Insights -

The truth about ‘Non-Disclosure Agreements’ and ‘Confidentiality Clauses’

‘Non-Disclosure Agreements’ (NDA’s) and Confidentiality Agreements have been mentioned in the news a lot recently particularly in connection with the #MeToo movement.

These types of agreements can have their legitimate uses, for example businesses may ask individuals to sign up to one before starting a big project to restrict the disclosure of sensitive information that could undermine the deal if it were released.

It can be unnerving though when presented with one and reports over the last few years have led to fears that such agreements are misused.

Confidentiality clauses can be included in discrete ‘NDA’s’ but are also often included in settlement agreements between employers and employees.

NDA’s and confidentiality clauses are not intended to suppress an employee’s ability to:

  • report a suspected criminal offence to the police or any law enforcement agency;
  • co-operate with an investigation by HMRC or a regulator regarding any misconduct, wrongdoing or serious breach of regulatory requirements;
  • comply with an order to disclose or give evidence in tribunal or court proceedings;
  • speak to a professional providing them with medical services nor usually professionals providing them with therapeutic, counselling or support services; or
  • make a protected disclosure to an appropriate prescribed person, for example in relation to miscarriages of justice, health and safety risks, damage to the environment and breach of professional obligations;

Given the seriousness of these types of clauses, it is best to seek independent legal advice on any agreement including them and address any potential concerns before signing it. Sometimes employers will contribute towards your legal costs of seeking such advice.

Should you have any questions on the issues set out here contact your usual adviser in the employment team or Emma McLoughlin at [email protected] or by phone on 020 8971 1088.


Although correct at the time of publication, the contents of this newsletter/blog are intended for general information purposes only and shall not be deemed to be, or constitute, legal advice.

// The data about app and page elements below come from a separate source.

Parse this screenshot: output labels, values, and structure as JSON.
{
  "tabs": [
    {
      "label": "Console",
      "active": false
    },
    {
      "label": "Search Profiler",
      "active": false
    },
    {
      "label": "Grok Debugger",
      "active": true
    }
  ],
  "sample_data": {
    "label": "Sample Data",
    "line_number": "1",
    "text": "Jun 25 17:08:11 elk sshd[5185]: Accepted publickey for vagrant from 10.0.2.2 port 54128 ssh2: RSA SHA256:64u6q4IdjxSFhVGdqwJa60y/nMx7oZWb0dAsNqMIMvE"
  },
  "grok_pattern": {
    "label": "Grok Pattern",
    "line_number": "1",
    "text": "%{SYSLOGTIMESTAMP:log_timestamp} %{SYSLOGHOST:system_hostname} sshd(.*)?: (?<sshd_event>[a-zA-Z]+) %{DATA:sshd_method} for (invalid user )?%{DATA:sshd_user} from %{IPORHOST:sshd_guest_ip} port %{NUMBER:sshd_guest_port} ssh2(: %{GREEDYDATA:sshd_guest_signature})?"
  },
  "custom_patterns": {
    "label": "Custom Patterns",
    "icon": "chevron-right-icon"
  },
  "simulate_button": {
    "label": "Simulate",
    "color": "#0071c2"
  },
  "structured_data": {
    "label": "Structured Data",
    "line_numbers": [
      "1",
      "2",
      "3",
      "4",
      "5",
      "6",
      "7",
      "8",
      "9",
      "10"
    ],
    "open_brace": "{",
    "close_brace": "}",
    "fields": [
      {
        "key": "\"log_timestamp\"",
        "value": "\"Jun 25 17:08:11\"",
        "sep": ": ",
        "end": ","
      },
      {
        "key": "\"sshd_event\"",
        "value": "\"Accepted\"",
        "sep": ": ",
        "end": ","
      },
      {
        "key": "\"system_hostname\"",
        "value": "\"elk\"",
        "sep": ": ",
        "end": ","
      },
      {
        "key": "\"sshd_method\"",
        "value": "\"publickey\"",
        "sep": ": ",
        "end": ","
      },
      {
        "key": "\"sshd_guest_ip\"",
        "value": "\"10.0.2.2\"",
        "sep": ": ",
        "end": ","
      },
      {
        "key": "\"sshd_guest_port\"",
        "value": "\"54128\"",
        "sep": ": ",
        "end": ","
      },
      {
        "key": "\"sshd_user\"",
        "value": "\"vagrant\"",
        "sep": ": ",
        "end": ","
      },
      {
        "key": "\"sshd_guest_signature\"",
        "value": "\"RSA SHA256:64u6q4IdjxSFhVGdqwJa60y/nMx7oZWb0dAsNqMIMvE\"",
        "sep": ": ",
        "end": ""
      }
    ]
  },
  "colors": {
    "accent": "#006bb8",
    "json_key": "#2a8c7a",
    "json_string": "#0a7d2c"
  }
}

We cannot accept responsibility for any loss as a result of acts or omissions taken in respect of this article. Please contact us for the latest legal position.

Back to listing
Print Share